A Whole Foods Market worker moves grocery carts in Durham, N.C., Wednesday, April 15, 2020. (AP Photo/Gerry Broome)

African Americans are also more likely to be uninsured or live in communities with low-quality health care. Research shows that African Americans receive worse medical care even when income, education and socio-economic status are accounted for. A 2017 study, which followed 2,025 individuals over a 25-year period, found that white men saw a larger effect on life expectancy through employment than black men. A 2018 study came to a similar conclusion: income has a smaller protective effect against chronic medical conditions for African Americans than it does for white people. That has led to an increase in pre-existing conditions such as diabetes, hypertension and heart disease among African Americans, conditions that increase their chance of complications after contracting the coronavirus, making it more lethal.

Credit: AP
Jamon Jordan poses with a photo of his mother, Jacquelynne Jordan, who had existing health conditions and died from COVID-19. (AP Photo/Paul Sancya)

“It’s important for us to understand that race is not genetic,” Dr. Joia Crear Perry, the founder of the National Birth Equity Collaborative, told WWL-TV in New Orleans. “The outcomes – the hypertension and diabetes – do not come from a different gene around blackness. It's the impact on our bodies from having a lack of access to insurance, lack of access to quality education, those things really cause us to have harm in our bodies.”

The pandemic is exposing gaps in health coverage and inequalities that won't go away even when things go back to normal.

"When you’re in the middle of a crisis like we are now with the coronavirus, it really does have — ultimately shine a very bright light on some of the real weaknesses and foibles in our society," Dr. Anthony Fauci, director of the National Institute of Allergy and Infectious Diseases, said in a coronavirus Task Force press briefing.

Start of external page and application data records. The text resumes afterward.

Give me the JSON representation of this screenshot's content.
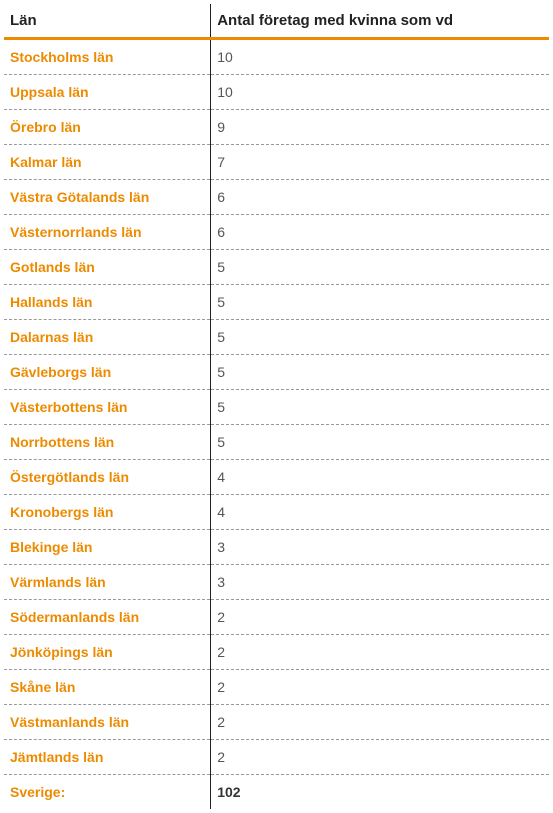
{
  "headers": {
    "county": "Län",
    "value": "Antal företag med kvinna som vd"
  },
  "rows": [
    {
      "county": "Stockholms län",
      "value": 10
    },
    {
      "county": "Uppsala län",
      "value": 10
    },
    {
      "county": "Örebro län",
      "value": 9
    },
    {
      "county": "Kalmar län",
      "value": 7
    },
    {
      "county": "Västra Götalands län",
      "value": 6
    },
    {
      "county": "Västernorrlands län",
      "value": 6
    },
    {
      "county": "Gotlands län",
      "value": 5
    },
    {
      "county": "Hallands län",
      "value": 5
    },
    {
      "county": "Dalarnas län",
      "value": 5
    },
    {
      "county": "Gävleborgs län",
      "value": 5
    },
    {
      "county": "Västerbottens län",
      "value": 5
    },
    {
      "county": "Norrbottens län",
      "value": 5
    },
    {
      "county": "Östergötlands län",
      "value": 4
    },
    {
      "county": "Kronobergs län",
      "value": 4
    },
    {
      "county": "Blekinge län",
      "value": 3
    },
    {
      "county": "Värmlands län",
      "value": 3
    },
    {
      "county": "Södermanlands län",
      "value": 2
    },
    {
      "county": "Jönköpings län",
      "value": 2
    },
    {
      "county": "Skåne län",
      "value": 2
    },
    {
      "county": "Västmanlands län",
      "value": 2
    },
    {
      "county": "Jämtlands län",
      "value": 2
    }
  ],
  "total": {
    "label": "Sverige:",
    "value": 102
  },
  "chart_data": {
    "type": "table",
    "title": "Antal företag med kvinna som vd",
    "columns": [
      "Län",
      "Antal företag med kvinna som vd"
    ],
    "rows": [
      [
        "Stockholms län",
        10
      ],
      [
        "Uppsala län",
        10
      ],
      [
        "Örebro län",
        9
      ],
      [
        "Kalmar län",
        7
      ],
      [
        "Västra Götalands län",
        6
      ],
      [
        "Västernorrlands län",
        6
      ],
      [
        "Gotlands län",
        5
      ],
      [
        "Hallands län",
        5
      ],
      [
        "Dalarnas län",
        5
      ],
      [
        "Gävleborgs län",
        5
      ],
      [
        "Västerbottens län",
        5
      ],
      [
        "Norrbottens län",
        5
      ],
      [
        "Östergötlands län",
        4
      ],
      [
        "Kronobergs län",
        4
      ],
      [
        "Blekinge län",
        3
      ],
      [
        "Värmlands län",
        3
      ],
      [
        "Södermanlands län",
        2
      ],
      [
        "Jönköpings län",
        2
      ],
      [
        "Skåne län",
        2
      ],
      [
        "Västmanlands län",
        2
      ],
      [
        "Jämtlands län",
        2
      ]
    ],
    "total": [
      "Sverige:",
      102
    ]
  }
}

"There’s nothing we can do about it right now, except to try and give them the best possible care to avoid those complications."